With a flood of images and videos coming out of the affected area in southern and central Turkey and western Syria from the February 6, 2023 series of quakes, there are MANY inaccuracies, misattributed content, conspiracies, and pseudoscientific claims being shared and promoted by nonexperts.
January 22, 2023 was the height of a wave of social media posts about what people claimed were “electric rocks” found in the DR of Congo. A video showed a close up of someone touching two rocks together and producing a strong electric spark. The clip was widely shared and accumulated millions of views. But it was not as it appeared.
The infamous Sessho-seki, a protected boulder in the volcanic area of Mount Nesu in Japan, has split. The break occurred around March 5, 2022. A legend says the stone was the prison of the evil nine-tailed fox demoness Tamamo-no-Mae and that anyone who touched it died. Some people fear that evil has been released into the world. In reality, the stone had been cracked for a while and held by a rope. The rock likely split from natural weathering processes. The area is known for sulfur hot springs and potentially poisonous gases which may have contributed to the “killing stone” myth.

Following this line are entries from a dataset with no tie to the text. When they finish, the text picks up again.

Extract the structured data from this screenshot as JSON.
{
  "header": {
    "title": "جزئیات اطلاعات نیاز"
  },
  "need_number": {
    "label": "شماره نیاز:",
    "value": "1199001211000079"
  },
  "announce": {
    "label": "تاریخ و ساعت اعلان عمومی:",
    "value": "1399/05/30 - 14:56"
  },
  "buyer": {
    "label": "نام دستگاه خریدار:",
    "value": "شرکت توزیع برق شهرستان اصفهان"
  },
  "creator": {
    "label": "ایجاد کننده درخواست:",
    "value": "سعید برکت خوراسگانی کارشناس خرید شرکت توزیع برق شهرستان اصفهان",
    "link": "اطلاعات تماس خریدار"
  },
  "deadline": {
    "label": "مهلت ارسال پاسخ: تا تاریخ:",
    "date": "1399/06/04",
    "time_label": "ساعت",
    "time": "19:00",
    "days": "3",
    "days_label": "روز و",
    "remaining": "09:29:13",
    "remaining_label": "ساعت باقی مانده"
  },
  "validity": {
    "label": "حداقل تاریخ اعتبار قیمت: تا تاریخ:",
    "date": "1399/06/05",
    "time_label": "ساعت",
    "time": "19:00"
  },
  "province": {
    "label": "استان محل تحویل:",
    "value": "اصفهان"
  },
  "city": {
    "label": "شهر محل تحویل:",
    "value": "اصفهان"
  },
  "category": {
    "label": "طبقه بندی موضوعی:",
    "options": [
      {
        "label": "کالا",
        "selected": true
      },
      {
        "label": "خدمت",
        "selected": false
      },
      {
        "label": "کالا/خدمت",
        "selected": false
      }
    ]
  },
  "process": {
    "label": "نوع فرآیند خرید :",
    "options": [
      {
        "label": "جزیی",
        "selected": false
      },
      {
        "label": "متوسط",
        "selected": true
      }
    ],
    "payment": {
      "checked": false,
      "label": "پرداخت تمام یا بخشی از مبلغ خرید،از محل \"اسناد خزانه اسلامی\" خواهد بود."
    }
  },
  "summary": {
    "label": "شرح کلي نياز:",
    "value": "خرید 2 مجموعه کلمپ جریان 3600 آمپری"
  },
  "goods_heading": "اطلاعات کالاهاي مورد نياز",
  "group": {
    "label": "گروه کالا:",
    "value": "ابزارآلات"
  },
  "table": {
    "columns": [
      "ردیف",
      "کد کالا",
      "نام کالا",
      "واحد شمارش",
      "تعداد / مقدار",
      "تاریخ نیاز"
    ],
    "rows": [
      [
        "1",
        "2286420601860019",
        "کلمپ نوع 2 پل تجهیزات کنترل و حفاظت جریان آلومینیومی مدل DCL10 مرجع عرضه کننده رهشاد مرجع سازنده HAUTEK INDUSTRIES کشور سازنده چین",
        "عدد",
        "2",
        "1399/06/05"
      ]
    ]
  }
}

Some residents of Silver Spring Township in southcentral PA began to experience booming noises days after heavy rain deluged the area in September 2021. Township officials consulted geological experts who concluded that the sounds originated underground but were not related to earthquakes. Instead, the karst system was actively moving the water and debris in the subsurface.